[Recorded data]
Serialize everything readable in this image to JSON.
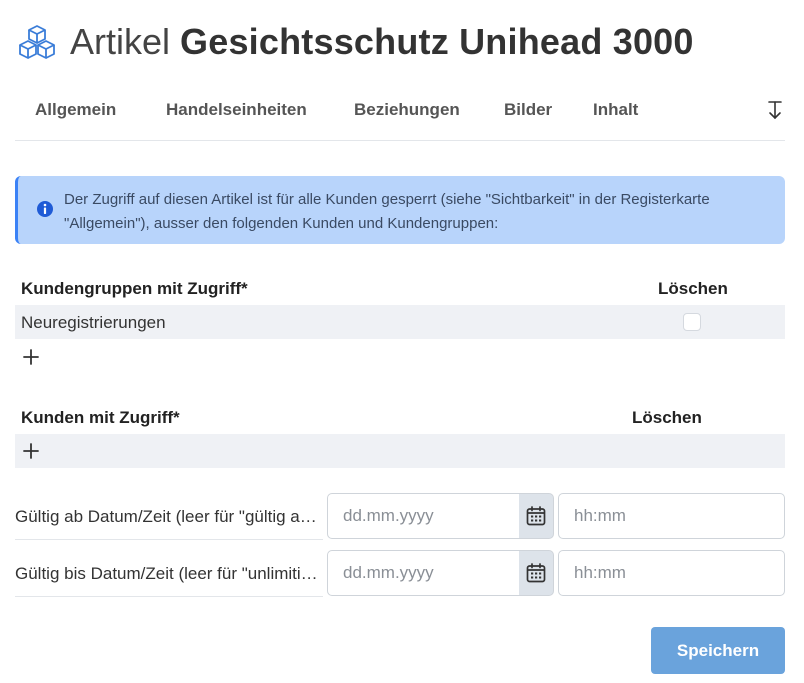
{
  "header": {
    "icon": "cubes-icon",
    "prefix": "Artikel",
    "title": "Gesichtsschutz Unihead 3000"
  },
  "tabs": [
    {
      "label": "Allgemein"
    },
    {
      "label": "Handelseinheiten"
    },
    {
      "label": "Beziehungen"
    },
    {
      "label": "Bilder"
    },
    {
      "label": "Inhalt"
    }
  ],
  "tab_scroll_icon": "arrow-down-to-line-icon",
  "alert": {
    "icon": "info-circle-icon",
    "text": "Der Zugriff auf diesen Artikel ist für alle Kunden gesperrt (siehe \"Sichtbarkeit\" in der Registerkarte \"Allgemein\"), ausser den folgenden Kunden und Kundengruppen:"
  },
  "customer_groups": {
    "header": "Kundengruppen mit Zugriff*",
    "delete_header": "Löschen",
    "rows": [
      {
        "name": "Neuregistrierungen",
        "delete_checked": false
      }
    ],
    "add_icon": "plus-icon"
  },
  "customers": {
    "header": "Kunden mit Zugriff*",
    "delete_header": "Löschen",
    "rows": [],
    "add_icon": "plus-icon"
  },
  "valid_from": {
    "label": "Gültig ab Datum/Zeit (leer für \"gültig ab sofort\")",
    "date_value": "",
    "date_placeholder": "dd.mm.yyyy",
    "time_value": "",
    "time_placeholder": "hh:mm",
    "calendar_icon": "calendar-icon"
  },
  "valid_until": {
    "label": "Gültig bis Datum/Zeit (leer für \"unlimitiert gültig\")",
    "date_value": "",
    "date_placeholder": "dd.mm.yyyy",
    "time_value": "",
    "time_placeholder": "hh:mm",
    "calendar_icon": "calendar-icon"
  },
  "save_button": "Speichern",
  "colors": {
    "alert_bg": "#b8d4fb",
    "alert_border": "#3b82f6",
    "row_bg": "#eff1f5",
    "save_bg": "#6aa3dc",
    "icon_blue": "#3b7dd8"
  }
}
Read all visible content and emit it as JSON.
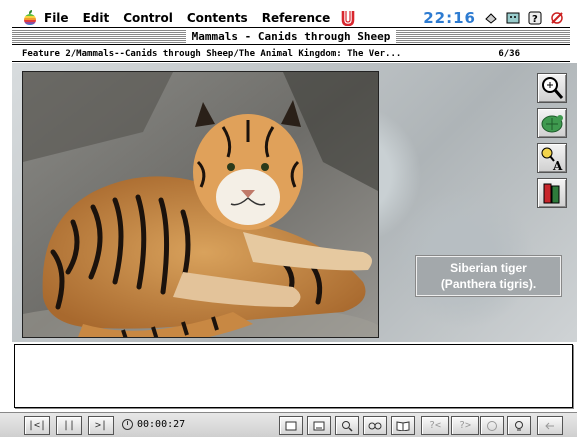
{
  "menubar": {
    "items": [
      "File",
      "Edit",
      "Control",
      "Contents",
      "Reference"
    ],
    "clock": "22:16"
  },
  "title": "Mammals - Canids through Sheep",
  "pathbar": {
    "path": "Feature 2/Mammals--Canids through Sheep/The Animal Kingdom: The Ver...",
    "count": "6/36"
  },
  "caption": {
    "line1": "Siberian tiger",
    "line2": "(Panthera tigris)."
  },
  "tools": [
    "zoom-in-icon",
    "turtle-icon",
    "find-text-icon",
    "books-icon"
  ],
  "bottombar": {
    "timer": "00:00:27",
    "buttons": [
      "|<|",
      "||",
      ">|",
      "?<",
      "?>"
    ]
  },
  "colors": {
    "clock": "#2d7bd1",
    "caption_bg": "#a3a8ab"
  }
}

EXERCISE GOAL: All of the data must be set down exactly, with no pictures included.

RESPONSE FOR THIS EXERCISE:
Serialize everything readable in this image to JSON.
{
  "header": {
    "icon": "cubes-icon",
    "prefix": "Artikel",
    "title": "Gesichtsschutz Unihead 3000"
  },
  "tabs": [
    {
      "label": "Allgemein"
    },
    {
      "label": "Handelseinheiten"
    },
    {
      "label": "Beziehungen"
    },
    {
      "label": "Bilder"
    },
    {
      "label": "Inhalt"
    }
  ],
  "tab_scroll_icon": "arrow-down-to-line-icon",
  "alert": {
    "icon": "info-circle-icon",
    "text": "Der Zugriff auf diesen Artikel ist für alle Kunden gesperrt (siehe \"Sichtbarkeit\" in der Registerkarte \"Allgemein\"), ausser den folgenden Kunden und Kundengruppen:"
  },
  "customer_groups": {
    "header": "Kundengruppen mit Zugriff*",
    "delete_header": "Löschen",
    "rows": [
      {
        "name": "Neuregistrierungen",
        "delete_checked": false
      }
    ],
    "add_icon": "plus-icon"
  },
  "customers": {
    "header": "Kunden mit Zugriff*",
    "delete_header": "Löschen",
    "rows": [],
    "add_icon": "plus-icon"
  },
  "valid_from": {
    "label": "Gültig ab Datum/Zeit (leer für \"gültig ab sofort\")",
    "date_value": "",
    "date_placeholder": "dd.mm.yyyy",
    "time_value": "",
    "time_placeholder": "hh:mm",
    "calendar_icon": "calendar-icon"
  },
  "valid_until": {
    "label": "Gültig bis Datum/Zeit (leer für \"unlimitiert gültig\")",
    "date_value": "",
    "date_placeholder": "dd.mm.yyyy",
    "time_value": "",
    "time_placeholder": "hh:mm",
    "calendar_icon": "calendar-icon"
  },
  "save_button": "Speichern",
  "colors": {
    "alert_bg": "#b8d4fb",
    "alert_border": "#3b82f6",
    "row_bg": "#eff1f5",
    "save_bg": "#6aa3dc",
    "icon_blue": "#3b7dd8"
  }
}
Read all visible content and emit it as JSON.
{
  "menubar": {
    "items": [
      "File",
      "Edit",
      "Control",
      "Contents",
      "Reference"
    ],
    "clock": "22:16"
  },
  "title": "Mammals - Canids through Sheep",
  "pathbar": {
    "path": "Feature 2/Mammals--Canids through Sheep/The Animal Kingdom: The Ver...",
    "count": "6/36"
  },
  "caption": {
    "line1": "Siberian tiger",
    "line2": "(Panthera tigris)."
  },
  "tools": [
    "zoom-in-icon",
    "turtle-icon",
    "find-text-icon",
    "books-icon"
  ],
  "bottombar": {
    "timer": "00:00:27",
    "buttons": [
      "|<|",
      "||",
      ">|",
      "?<",
      "?>"
    ]
  },
  "colors": {
    "clock": "#2d7bd1",
    "caption_bg": "#a3a8ab"
  }
}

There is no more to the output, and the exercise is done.